What is a Cooper?

What is a Cooper?

What is a cooper?  Seems there are many children with the name Cooper, but not a whole lot of actual coopers out there. Traditionally, a cooper was the man that made barrels, or staved vessels.  A stave is a length of wood, usually cut from the center of a tree trunk, that is cut into a plank (think 1×3”-1×4” wood planks at Home Depot).  Anything a cooper produces is referred to as cooperage.  The facility where casks or barrels are made is also called a cooperage.  The cooperage produced necessary storage vessels for their communities and often the cooper was needed aboard ships and by the military. A “tight” cooper, historically, made barrels that held liquid.  White oak is the only wood that successfully holds water and other liquids due to the...

What’s the Sweet Spot in Age for Bourbon?

What’s the Sweet Spot in Age for Bourbon?

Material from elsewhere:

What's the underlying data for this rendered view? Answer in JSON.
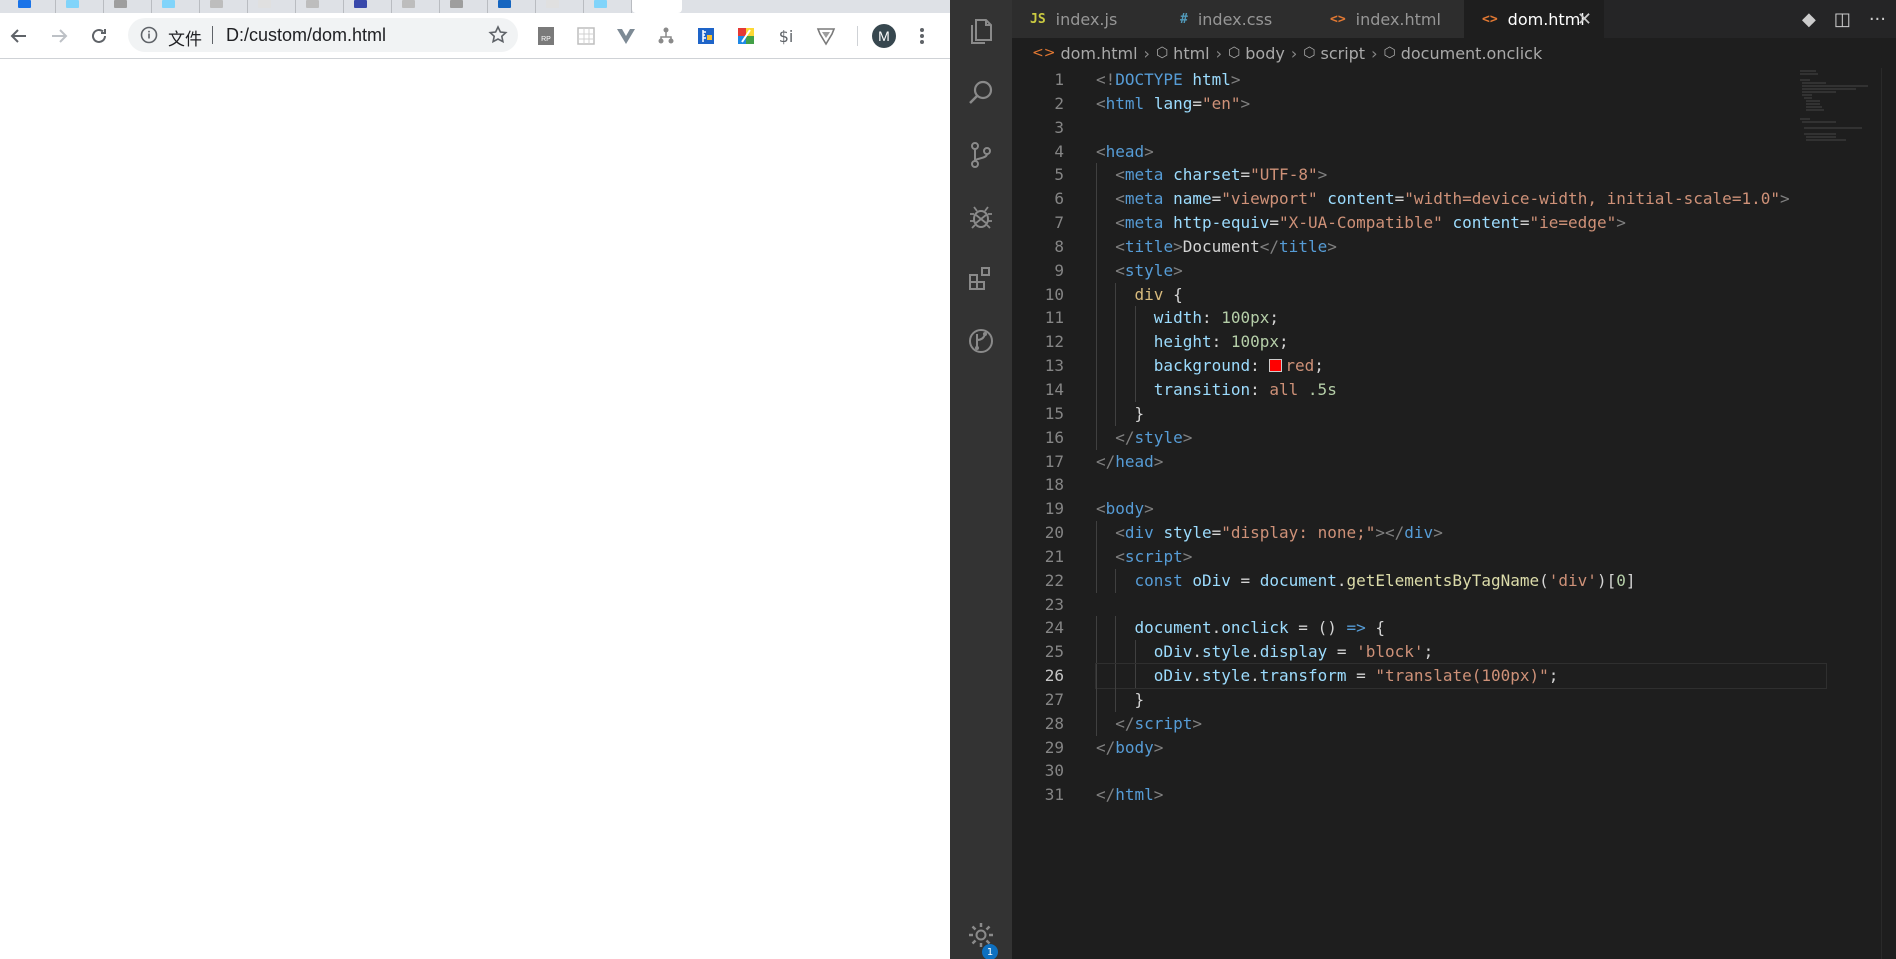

So I’ve been asked “What is the sweet spot in age for bourbon?” The answer always goes the same way. “The right age whiskey is the whiskey you enjoy.  If you like it young, than that’s the right one.  If you like it old, than that’s right for you.” It’s like answering the question, “Who’s the best artist in the museum” or “What’s the best food on the menu?”  The truth is that the best is relative.  You have to develop your palate and determine which you prefer.  The more you’re exposed to, the better your own understanding will be of  those preferences.  What I can tell you is there are reasons that your bourbon tastes the way it does.  Knowing how age affects your whiskey is the first step to knowing which ones to sample next.   That, and knowing that price has...

What Defines What Barrel is Used?

What Defines What Barrel is Used?

What defines the type of barrel that whiskey is aged or finished in? Different styles of barrel aged liquors use different style oak casks. Sherry, for instance is aged in larger barrels called a sherry butt or sherry puncheon which can hold 132 gallons. Originally, scotch was aged in mostly sherry casks because sherry casks were readily available. The sherry industry shipped their product in barrels, not bottles, and the whisky industry made good use of those used oak barrels. In the 70’s sherry began being shipped in bottles, and scotch producers turned to used bourbon barrels from the U.S. This use of different barrels changed the flavor of scotch significantly and many producers turned to using the more expensive sherry butts as a finishing barrel to reclaim...